jail, prison, corrections, guard

(The Center Square) – Legislation that would expand opportunities for restorative justice for juveniles passed both chambers of the West Virginia legislature and is headed to Gov. Jim Justice’s desk for his likely signature.

Under West Virginia’s juvenile restorative justice program, the victim of a crime meets with the juvenile offender to discuss a way in which the offender can provide retribution. The juvenile can only enter this program if the victim agrees to it. An offender who enters into this program could lead to the dismissal of all charges.

House Bill 2094 would expand this program to some violent crimes. The legislation passed both chambers of the General Assembly with unanimous support and one member absent in both. However, an earlier version to include all criminal activity failed to garner enough support.

Legislation to establish classifications in the criminal code and increase punishments for some crimes passed the House of Delegates and will be sent to the Senate.
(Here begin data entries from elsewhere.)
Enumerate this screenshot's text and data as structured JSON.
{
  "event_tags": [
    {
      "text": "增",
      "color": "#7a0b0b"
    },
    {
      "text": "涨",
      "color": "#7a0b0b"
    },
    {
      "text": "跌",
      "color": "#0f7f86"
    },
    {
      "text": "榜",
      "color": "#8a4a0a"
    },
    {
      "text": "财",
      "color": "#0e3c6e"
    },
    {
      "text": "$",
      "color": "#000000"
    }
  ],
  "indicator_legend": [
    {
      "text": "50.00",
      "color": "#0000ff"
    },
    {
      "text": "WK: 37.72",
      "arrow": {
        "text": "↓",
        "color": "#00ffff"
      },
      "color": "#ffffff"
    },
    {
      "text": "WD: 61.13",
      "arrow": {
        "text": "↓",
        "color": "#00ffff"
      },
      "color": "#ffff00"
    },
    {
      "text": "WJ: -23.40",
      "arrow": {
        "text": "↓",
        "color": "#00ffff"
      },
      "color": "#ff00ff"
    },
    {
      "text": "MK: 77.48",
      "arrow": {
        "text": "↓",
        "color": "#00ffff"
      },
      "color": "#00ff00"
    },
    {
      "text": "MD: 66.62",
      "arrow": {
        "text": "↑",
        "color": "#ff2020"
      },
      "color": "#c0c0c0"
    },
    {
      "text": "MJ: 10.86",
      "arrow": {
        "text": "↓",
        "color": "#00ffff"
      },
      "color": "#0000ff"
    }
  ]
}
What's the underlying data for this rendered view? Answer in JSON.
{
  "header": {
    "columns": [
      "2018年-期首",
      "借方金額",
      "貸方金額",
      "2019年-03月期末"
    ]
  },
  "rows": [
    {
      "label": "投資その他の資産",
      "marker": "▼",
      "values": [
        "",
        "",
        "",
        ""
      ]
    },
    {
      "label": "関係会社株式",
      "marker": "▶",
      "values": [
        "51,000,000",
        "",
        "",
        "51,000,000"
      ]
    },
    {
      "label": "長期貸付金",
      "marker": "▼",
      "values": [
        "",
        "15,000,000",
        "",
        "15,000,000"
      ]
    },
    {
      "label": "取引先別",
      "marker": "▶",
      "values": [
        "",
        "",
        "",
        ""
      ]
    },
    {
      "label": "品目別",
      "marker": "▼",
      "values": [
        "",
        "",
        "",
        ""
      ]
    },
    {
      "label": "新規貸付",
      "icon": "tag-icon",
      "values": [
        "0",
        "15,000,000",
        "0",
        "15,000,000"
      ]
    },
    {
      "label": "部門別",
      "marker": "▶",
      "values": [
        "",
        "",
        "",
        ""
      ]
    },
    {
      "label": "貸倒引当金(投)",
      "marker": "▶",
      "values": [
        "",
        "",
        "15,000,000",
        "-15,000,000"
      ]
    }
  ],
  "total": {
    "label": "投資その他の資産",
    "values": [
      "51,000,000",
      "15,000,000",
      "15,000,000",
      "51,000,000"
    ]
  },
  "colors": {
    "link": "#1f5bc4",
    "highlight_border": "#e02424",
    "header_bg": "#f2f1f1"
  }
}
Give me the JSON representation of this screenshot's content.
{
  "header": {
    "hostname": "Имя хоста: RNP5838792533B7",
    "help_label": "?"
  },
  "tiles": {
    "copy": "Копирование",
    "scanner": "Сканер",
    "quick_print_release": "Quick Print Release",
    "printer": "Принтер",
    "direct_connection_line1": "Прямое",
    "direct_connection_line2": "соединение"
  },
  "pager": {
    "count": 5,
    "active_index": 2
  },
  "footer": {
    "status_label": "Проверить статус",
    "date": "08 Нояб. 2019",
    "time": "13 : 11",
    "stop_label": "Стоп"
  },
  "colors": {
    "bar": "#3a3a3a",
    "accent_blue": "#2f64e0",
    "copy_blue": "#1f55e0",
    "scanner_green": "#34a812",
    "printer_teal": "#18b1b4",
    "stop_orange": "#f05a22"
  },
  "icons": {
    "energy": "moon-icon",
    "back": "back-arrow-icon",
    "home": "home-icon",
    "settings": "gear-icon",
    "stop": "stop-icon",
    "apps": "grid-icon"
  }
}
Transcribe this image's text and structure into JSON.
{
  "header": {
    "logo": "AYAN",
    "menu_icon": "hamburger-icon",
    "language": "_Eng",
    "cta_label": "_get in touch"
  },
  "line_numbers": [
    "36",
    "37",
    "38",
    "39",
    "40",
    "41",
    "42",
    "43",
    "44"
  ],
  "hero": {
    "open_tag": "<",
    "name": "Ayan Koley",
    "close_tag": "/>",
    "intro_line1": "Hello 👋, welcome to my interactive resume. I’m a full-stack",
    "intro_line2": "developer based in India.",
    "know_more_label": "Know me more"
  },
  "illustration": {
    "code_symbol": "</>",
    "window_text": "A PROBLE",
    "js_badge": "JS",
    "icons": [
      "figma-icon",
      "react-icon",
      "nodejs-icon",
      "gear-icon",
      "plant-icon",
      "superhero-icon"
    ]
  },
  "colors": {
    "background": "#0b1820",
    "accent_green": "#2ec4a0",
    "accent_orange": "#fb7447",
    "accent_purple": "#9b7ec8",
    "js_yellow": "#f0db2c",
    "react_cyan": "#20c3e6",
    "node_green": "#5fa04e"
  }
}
House Bill 2017 adds the option for enhancements to be added to a charge, which can cause longer sentences. The bill received criticism from the West Virginia ACLU, which said it would increase penalties for more than 200 crimes.

The bill creates six felony classes and three misdemeanor classes.

Staff Reporter

Tyler Arnold reports on Virginia and West Virginia for The Center Square. He previously worked for the Cause of Action Institute and has been published in Business Insider, USA TODAY College, National Review Online and the Washington Free Beacon.